How about this?
Customs inspectors at a pier in New York City send a sealed cargo container just taken off a ship from Istanbul through a radiation scanner. A dozen new tractors seem to be inside. Although the detector senses no radiation, the inspectors open the container anyway. Their handheld units show no radiation either, so they allow the container to leave. A private hauler drives it to a small Midwestern city. There terrorist cell members remove what was their final shipment of highly enriched uranium, concealed as 10 metal washers in the tractor engines, together weighing two kilograms. Months later an improvised nuclear device with a yield of one kiloton is detonated in Los Angeles. The blast, fire and airborne radioactivity kill more than 100,000 people. Virtually all shipping into the U.S. is halted, precipitating a financial crisis. Military operations commence in the Middle East after forensics and intelligence efforts trace the plot to cells in Pakistan and Iran.

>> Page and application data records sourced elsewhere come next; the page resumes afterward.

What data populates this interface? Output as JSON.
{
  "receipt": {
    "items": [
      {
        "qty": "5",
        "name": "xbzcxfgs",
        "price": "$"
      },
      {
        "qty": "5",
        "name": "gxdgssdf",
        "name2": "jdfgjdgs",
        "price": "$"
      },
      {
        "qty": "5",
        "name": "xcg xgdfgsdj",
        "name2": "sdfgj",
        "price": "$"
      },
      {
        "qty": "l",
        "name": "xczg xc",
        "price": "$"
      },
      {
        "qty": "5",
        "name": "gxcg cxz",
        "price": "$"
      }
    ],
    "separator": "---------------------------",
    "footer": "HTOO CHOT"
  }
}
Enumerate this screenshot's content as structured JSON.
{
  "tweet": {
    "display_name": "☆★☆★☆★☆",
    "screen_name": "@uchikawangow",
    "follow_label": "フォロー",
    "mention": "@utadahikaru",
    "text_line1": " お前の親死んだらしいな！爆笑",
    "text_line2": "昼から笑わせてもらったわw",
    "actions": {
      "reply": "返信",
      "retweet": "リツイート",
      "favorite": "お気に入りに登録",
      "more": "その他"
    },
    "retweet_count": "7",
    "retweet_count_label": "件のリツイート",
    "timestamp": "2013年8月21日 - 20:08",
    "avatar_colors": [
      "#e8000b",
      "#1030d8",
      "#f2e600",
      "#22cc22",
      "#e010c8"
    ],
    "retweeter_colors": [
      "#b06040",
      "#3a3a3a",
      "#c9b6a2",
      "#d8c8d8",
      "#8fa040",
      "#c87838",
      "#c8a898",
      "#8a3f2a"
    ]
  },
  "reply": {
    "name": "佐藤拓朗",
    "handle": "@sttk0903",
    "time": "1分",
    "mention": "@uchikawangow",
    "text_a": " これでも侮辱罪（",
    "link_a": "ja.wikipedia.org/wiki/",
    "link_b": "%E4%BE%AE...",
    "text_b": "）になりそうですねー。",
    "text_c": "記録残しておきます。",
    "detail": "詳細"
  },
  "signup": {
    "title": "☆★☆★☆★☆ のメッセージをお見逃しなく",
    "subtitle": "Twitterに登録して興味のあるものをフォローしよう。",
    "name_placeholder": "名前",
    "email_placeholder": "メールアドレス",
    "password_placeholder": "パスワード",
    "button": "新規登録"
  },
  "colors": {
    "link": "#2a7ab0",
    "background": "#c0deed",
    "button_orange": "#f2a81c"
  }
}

Impossible? Sorry, not even so farfetched. You see, the radiation detectors that the DHS (Dept. of Homeland Mendacity Security) has been installing at US ports and border ports of entry since late 2002 don’t work. But wait, there’s more! The new and improved second generation “advanced” detectors that we are about to spend billions of dollars on to replace them won’t work either.
The quote above opens the disturbing article Detecting Nuclear Smuggling in the April issue of Scientific American. It was written by Thomas B. Cochran and Matthew G. McKinzie, two nuclear physicists at the NRDC (Natural Resources Defense Council) who are not exactly DHS’s favorite people. These are the guys who helped ABC News smuggle a 15 lb. slug of depleted uranium from Istanbul into Staten Island in 2002, and just to show that that was no fluke, did it again a year later. This time from Jakarta to Long Beach. And what sophisticated method was used to confound the sensors and inspectors? Well, they carried the section of pipe containing the uranium in a suitcase to where the suitcase was packed in a trunk that was loaded into a shipping container with a bunch of other stuff and off it went. Devilishly clever, what?
Contrast that with this reassuring
propaganda news piece.